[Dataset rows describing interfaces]
-=-=-=-=-
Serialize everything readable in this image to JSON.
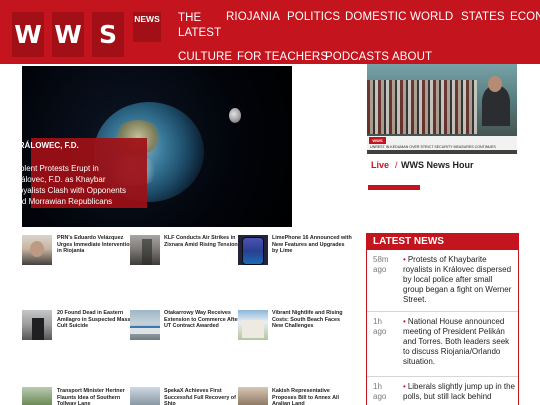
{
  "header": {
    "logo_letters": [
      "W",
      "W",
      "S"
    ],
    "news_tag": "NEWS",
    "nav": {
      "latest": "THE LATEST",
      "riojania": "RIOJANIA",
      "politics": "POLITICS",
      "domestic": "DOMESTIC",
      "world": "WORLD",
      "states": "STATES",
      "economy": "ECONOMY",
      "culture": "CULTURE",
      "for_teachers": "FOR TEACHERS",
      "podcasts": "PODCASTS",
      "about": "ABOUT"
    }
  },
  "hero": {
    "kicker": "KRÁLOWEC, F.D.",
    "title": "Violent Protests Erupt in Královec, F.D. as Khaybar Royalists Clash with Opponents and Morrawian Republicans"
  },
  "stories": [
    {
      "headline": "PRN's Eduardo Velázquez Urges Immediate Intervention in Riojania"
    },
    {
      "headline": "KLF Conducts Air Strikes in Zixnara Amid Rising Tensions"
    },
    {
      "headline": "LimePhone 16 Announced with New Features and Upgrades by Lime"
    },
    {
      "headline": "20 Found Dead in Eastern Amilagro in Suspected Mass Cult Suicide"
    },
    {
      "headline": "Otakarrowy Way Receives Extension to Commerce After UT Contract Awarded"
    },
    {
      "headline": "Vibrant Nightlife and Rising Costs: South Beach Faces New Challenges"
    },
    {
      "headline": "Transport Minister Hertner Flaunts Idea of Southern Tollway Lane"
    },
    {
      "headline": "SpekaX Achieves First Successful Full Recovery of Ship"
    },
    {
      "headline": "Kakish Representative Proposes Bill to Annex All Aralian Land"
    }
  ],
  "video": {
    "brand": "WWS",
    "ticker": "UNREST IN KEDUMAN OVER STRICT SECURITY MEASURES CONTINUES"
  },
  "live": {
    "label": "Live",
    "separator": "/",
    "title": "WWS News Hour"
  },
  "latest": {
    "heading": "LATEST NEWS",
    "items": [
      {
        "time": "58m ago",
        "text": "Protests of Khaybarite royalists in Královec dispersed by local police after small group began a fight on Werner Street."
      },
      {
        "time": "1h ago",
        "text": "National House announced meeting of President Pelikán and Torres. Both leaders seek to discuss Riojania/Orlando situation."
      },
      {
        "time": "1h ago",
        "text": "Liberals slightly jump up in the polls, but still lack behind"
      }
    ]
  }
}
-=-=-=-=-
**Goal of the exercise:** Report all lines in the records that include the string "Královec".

**Solution to this problem:**
    "title": "Violent Protests Erupt in Královec, F.D. as Khaybar Royalists Clash with Opponents and Morrawian Republicans"
        "text": "Protests of Khaybarite royalists in Královec dispersed by local police after small group began a fight on Werner Street."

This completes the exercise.